Resource guide to understanding and engaging your audiences
Understanding who you need to reach and thinking about how to engage these audiences are two important pieces to the puzzle of using communications strategically for your nonprofit. Navigating these pieces can be challenging without the right frameworks. If your organization is on this journey but unsure how to start or what to do next, fear not! Big Duck has a collection of resources to help set you on the right path.
As my favorite author, Zora Neale Hurston once said “Research is formalized curiosity. It is poking and prying with a purpose.” Creating a research process that is equitable and allows you to gain insights into your audiences requires the tools and knowledge to do it properly.
Below is a summary of insights, podcasts, and a webinar to guide your thinking.
- Don’t know much about your audience? Former senior strategist, Laura Fisher, discusses the pros and cons of three different research methodologies to help you get to know your audience. For even more on this subject, listen in as founder, Sarah Durham, chats with Laura about how you can conduct research, make your focus groups more diverse, and how to get more accurate responses.
- Whose voices do nonprofits tend to seek out in the audience research they conduct? Conversely, whose voices are often left out? Ally Dommu, director of strategy, shares tips on how nonprofits can integrate diversity, equity, and inclusion (DEI) lenses into their audience research plans.
- When are interviews helpful? Who should you interview? In this post, Laura examines how to use interviews as a tool to gain fast, smart insights. You can also tune into this conversation between Sarah and Laura about how interviews can help you understand audience behavior and motivation.
If you are looking for some inspiration or education on audience research, join co-director Farra Trompeter and strategist K Yin on Wednesday, July 27, 2022, for a 60-minute webinar on how to conduct surveys to better understand your audiences. They will discuss how to plan and implement a smart survey and respond to the data you collect.
Now that you’ve identified who your audiences are, the next step is to prioritize and engage them in all the fantastic work you do. This could be to attract donors, recruit volunteers, change attitudes or behaviors, or raise awareness.
Below is a summary of resources to guide your thinking.
- How can you begin the process of mapping out and prioritizing these varied audiences? Where should your organization focus its limited time and resources? Strategist, K Yin, shares four simple frameworks that can help how nonprofit organizations identify and prioritize their audiences.
- Should you use Twitter, Instagram, LinkedIn, or Facebook—and how? Is it time to phase out direct mail or do more of it? Should you train an in-house videographer? Watch this webinar with Farra, Laura, and Meghan Finn, Chief Communications & Engagement Officer of the Breast Cancer Research Foundation, to learn how you can better define what your communications strategies should be so you can determine which tactics are worth your time, and which you can put on the shelf.
- Getting to know your audiences can shape what you say, how you say it, and where you show up. Read this case study about our work with the New York City Campaign Finance Board where we examined how their agency and municipal elections generally are viewed by New Yorkers–and used that research to inform their brand strategy.

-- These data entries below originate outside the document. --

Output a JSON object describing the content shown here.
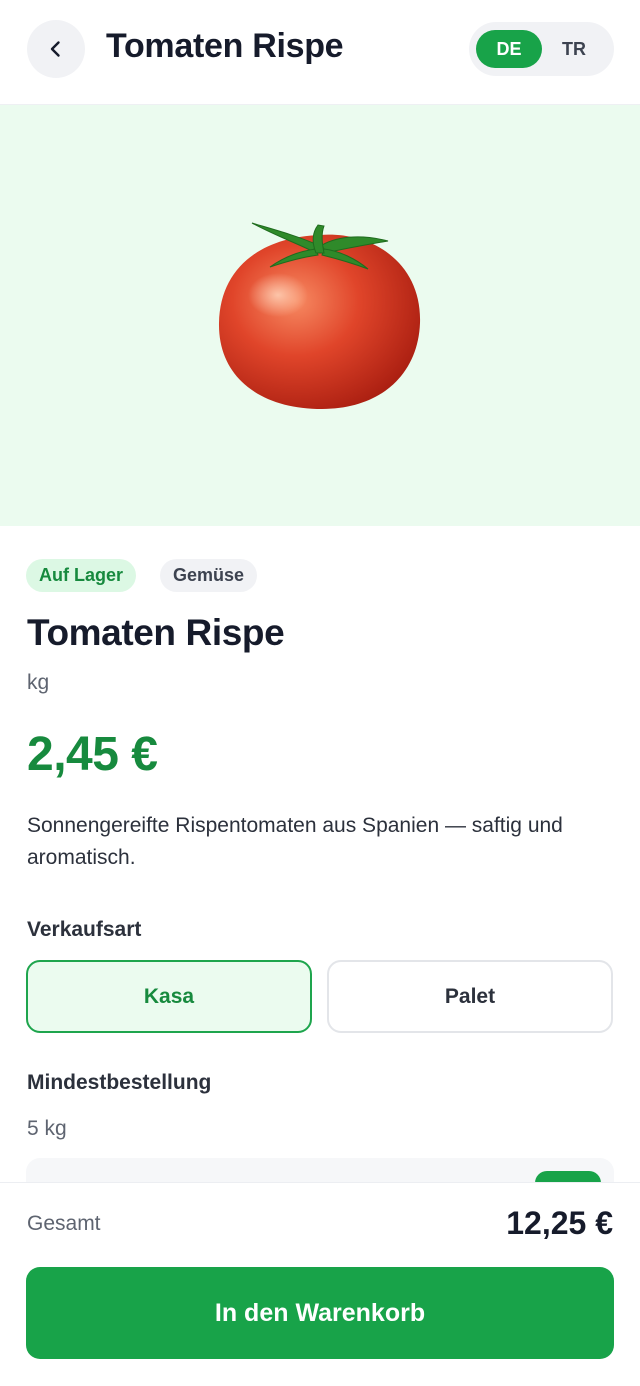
{
  "header": {
    "back_icon": "chevron-left-icon",
    "title": "Tomaten Rispe",
    "languages": [
      {
        "code": "DE",
        "active": true
      },
      {
        "code": "TR",
        "active": false
      }
    ]
  },
  "hero": {
    "image": "tomato",
    "background": "#ebfbef"
  },
  "product": {
    "badges": {
      "stock": "Auf Lager",
      "category": "Gemüse"
    },
    "name": "Tomaten Rispe",
    "unit": "kg",
    "price": "2,45 €",
    "description": "Sonnengereifte Rispentomaten aus Spanien — saftig und aromatisch."
  },
  "sale_type": {
    "label": "Verkaufsart",
    "options": [
      {
        "label": "Kasa",
        "selected": true
      },
      {
        "label": "Palet",
        "selected": false
      }
    ]
  },
  "minimum_order": {
    "label": "Mindestbestellung",
    "value": "5 kg"
  },
  "footer": {
    "total_label": "Gesamt",
    "total_value": "12,25 €",
    "cart_button": "In den Warenkorb"
  },
  "colors": {
    "accent": "#18a349",
    "price": "#178a3e",
    "text": "#161b2b"
  }
}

You can also listen to this podcast conversation between Farra and Ally to explore how you can use research to understand and shape your brand perception.
Defining and engaging your audiences is powerful. I hope these resources give you the tools you need to start finding and engaging your audiences through effective research. If you need more assistance navigating this journey, feel free to drop us a line, we are happy to help!